Segment Start: Data to examine

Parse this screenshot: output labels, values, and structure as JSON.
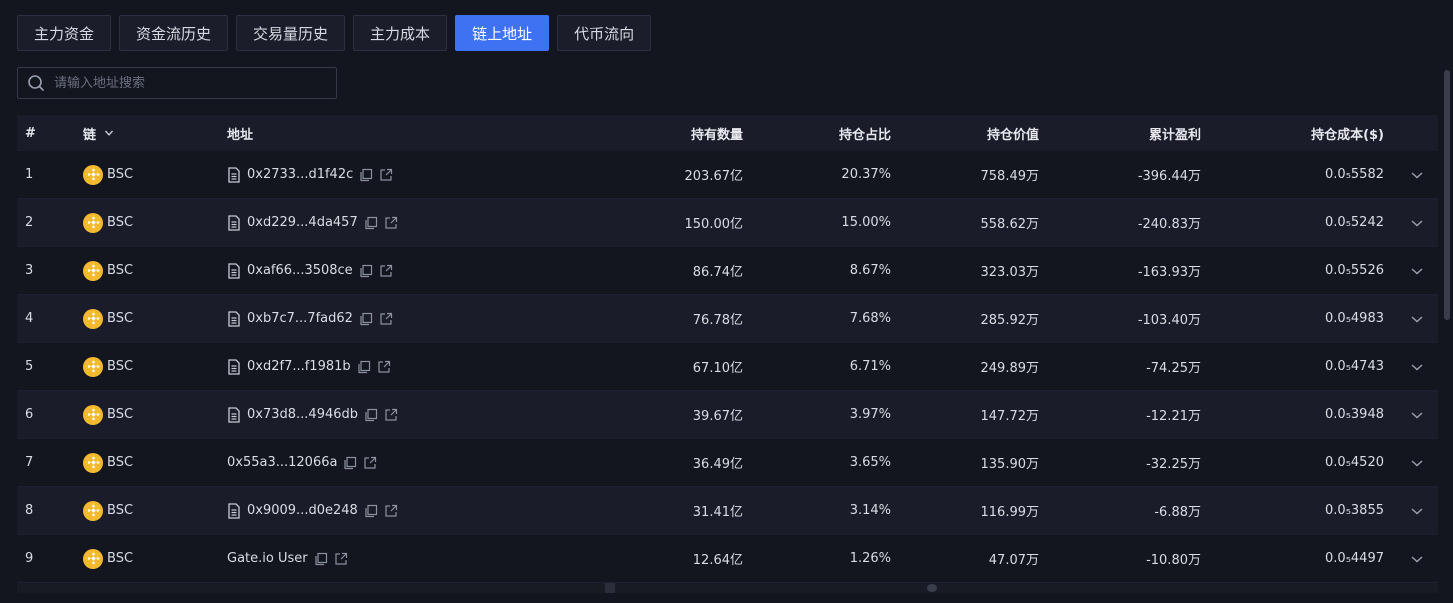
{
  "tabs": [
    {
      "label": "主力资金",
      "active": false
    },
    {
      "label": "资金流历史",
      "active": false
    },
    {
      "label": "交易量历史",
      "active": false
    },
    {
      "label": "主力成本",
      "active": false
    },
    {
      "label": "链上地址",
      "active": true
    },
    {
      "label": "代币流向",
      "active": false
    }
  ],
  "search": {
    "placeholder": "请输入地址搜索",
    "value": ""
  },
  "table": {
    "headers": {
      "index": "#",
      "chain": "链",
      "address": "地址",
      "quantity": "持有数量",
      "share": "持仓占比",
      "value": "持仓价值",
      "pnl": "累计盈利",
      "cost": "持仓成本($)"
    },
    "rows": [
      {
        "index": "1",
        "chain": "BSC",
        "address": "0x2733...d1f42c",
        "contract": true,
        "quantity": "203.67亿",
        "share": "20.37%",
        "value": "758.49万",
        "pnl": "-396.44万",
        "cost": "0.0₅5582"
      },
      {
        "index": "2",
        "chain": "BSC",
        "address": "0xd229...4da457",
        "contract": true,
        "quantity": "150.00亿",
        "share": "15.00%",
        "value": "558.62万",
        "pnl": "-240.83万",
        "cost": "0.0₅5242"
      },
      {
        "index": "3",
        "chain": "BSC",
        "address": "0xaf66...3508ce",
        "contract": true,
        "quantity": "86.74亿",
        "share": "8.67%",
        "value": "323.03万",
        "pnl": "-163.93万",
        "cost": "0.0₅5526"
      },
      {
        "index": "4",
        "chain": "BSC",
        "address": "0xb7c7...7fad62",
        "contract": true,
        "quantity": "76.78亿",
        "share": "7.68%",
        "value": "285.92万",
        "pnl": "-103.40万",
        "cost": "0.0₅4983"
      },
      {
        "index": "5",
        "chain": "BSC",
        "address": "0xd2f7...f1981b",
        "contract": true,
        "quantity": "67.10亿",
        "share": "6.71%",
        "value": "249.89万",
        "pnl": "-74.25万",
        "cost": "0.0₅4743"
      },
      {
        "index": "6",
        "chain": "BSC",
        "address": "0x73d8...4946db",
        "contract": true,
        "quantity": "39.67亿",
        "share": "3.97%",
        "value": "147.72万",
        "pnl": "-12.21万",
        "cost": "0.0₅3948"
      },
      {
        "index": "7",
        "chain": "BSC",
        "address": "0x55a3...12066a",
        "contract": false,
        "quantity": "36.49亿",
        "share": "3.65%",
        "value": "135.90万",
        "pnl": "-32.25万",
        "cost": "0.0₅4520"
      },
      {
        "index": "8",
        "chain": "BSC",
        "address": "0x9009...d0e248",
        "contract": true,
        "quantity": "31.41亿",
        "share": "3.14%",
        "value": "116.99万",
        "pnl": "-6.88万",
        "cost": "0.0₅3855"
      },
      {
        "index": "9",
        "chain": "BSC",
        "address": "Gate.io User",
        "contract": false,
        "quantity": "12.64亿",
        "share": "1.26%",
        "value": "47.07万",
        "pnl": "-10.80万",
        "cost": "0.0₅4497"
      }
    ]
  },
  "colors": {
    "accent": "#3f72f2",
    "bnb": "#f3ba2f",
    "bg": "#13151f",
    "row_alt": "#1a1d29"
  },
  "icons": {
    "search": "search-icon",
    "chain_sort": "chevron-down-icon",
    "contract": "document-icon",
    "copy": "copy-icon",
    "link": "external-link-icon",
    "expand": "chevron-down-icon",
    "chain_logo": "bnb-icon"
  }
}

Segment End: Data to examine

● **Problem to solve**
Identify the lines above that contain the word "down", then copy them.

● **Solution below**
    "chain_sort": "chevron-down-icon",
    "expand": "chevron-down-icon",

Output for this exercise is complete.